### YOUR INSTRUCTIONS
The listing below should be written out exactly; please include all of it.

### RECORDS SHOWN
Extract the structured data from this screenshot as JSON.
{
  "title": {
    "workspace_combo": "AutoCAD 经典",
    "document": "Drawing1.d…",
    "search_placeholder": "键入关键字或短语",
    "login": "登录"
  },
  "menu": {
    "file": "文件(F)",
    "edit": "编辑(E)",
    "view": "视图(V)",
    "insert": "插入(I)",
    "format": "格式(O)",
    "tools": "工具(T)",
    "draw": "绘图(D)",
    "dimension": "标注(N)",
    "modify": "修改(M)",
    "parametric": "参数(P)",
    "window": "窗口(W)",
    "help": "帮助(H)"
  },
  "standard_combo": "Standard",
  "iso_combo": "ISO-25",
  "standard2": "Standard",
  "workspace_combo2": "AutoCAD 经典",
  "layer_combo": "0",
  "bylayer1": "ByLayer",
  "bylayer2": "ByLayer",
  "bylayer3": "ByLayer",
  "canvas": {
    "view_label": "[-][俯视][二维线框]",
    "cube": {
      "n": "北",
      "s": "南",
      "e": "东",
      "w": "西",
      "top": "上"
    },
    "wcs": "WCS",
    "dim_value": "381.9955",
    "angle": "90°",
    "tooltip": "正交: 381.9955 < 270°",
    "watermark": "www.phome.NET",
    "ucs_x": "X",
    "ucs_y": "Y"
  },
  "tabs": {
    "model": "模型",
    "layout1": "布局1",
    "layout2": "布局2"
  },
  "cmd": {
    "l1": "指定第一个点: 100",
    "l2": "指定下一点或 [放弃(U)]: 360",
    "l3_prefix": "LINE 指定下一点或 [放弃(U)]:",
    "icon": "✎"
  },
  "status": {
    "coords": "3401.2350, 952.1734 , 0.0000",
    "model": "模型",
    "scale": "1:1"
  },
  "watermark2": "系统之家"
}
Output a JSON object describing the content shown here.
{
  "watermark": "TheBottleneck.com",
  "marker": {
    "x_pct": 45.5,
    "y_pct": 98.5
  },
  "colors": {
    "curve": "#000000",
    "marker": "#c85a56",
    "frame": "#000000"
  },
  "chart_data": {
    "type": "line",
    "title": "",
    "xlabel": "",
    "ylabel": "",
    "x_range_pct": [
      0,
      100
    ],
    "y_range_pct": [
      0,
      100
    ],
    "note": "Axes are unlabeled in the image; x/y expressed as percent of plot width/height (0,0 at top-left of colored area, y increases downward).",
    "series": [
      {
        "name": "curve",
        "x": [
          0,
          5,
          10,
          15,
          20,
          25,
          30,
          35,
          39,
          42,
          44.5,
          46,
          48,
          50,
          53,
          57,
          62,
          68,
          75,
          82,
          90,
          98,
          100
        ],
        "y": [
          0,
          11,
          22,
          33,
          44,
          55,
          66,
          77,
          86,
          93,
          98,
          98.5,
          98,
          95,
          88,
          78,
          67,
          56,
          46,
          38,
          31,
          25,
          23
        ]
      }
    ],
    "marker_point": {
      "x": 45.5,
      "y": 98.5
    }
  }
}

### REPLY
Extract the structured data from this screenshot as JSON.
{
  "title": {
    "workspace_combo": "AutoCAD 经典",
    "document": "Drawing1.d…",
    "search_placeholder": "键入关键字或短语",
    "login": "登录"
  },
  "menu": {
    "file": "文件(F)",
    "edit": "编辑(E)",
    "view": "视图(V)",
    "insert": "插入(I)",
    "format": "格式(O)",
    "tools": "工具(T)",
    "draw": "绘图(D)",
    "dimension": "标注(N)",
    "modify": "修改(M)",
    "parametric": "参数(P)",
    "window": "窗口(W)",
    "help": "帮助(H)"
  },
  "standard_combo": "Standard",
  "iso_combo": "ISO-25",
  "standard2": "Standard",
  "workspace_combo2": "AutoCAD 经典",
  "layer_combo": "0",
  "bylayer1": "ByLayer",
  "bylayer2": "ByLayer",
  "bylayer3": "ByLayer",
  "canvas": {
    "view_label": "[-][俯视][二维线框]",
    "cube": {
      "n": "北",
      "s": "南",
      "e": "东",
      "w": "西",
      "top": "上"
    },
    "wcs": "WCS",
    "dim_value": "381.9955",
    "angle": "90°",
    "tooltip": "正交: 381.9955 < 270°",
    "watermark": "www.phome.NET",
    "ucs_x": "X",
    "ucs_y": "Y"
  },
  "tabs": {
    "model": "模型",
    "layout1": "布局1",
    "layout2": "布局2"
  },
  "cmd": {
    "l1": "指定第一个点: 100",
    "l2": "指定下一点或 [放弃(U)]: 360",
    "l3_prefix": "LINE 指定下一点或 [放弃(U)]:",
    "icon": "✎"
  },
  "status": {
    "coords": "3401.2350, 952.1734 , 0.0000",
    "model": "模型",
    "scale": "1:1"
  },
  "watermark2": "系统之家"
}
Output a JSON object describing the content shown here.
{
  "watermark": "TheBottleneck.com",
  "marker": {
    "x_pct": 45.5,
    "y_pct": 98.5
  },
  "colors": {
    "curve": "#000000",
    "marker": "#c85a56",
    "frame": "#000000"
  },
  "chart_data": {
    "type": "line",
    "title": "",
    "xlabel": "",
    "ylabel": "",
    "x_range_pct": [
      0,
      100
    ],
    "y_range_pct": [
      0,
      100
    ],
    "note": "Axes are unlabeled in the image; x/y expressed as percent of plot width/height (0,0 at top-left of colored area, y increases downward).",
    "series": [
      {
        "name": "curve",
        "x": [
          0,
          5,
          10,
          15,
          20,
          25,
          30,
          35,
          39,
          42,
          44.5,
          46,
          48,
          50,
          53,
          57,
          62,
          68,
          75,
          82,
          90,
          98,
          100
        ],
        "y": [
          0,
          11,
          22,
          33,
          44,
          55,
          66,
          77,
          86,
          93,
          98,
          98.5,
          98,
          95,
          88,
          78,
          67,
          56,
          46,
          38,
          31,
          25,
          23
        ]
      }
    ],
    "marker_point": {
      "x": 45.5,
      "y": 98.5
    }
  }
}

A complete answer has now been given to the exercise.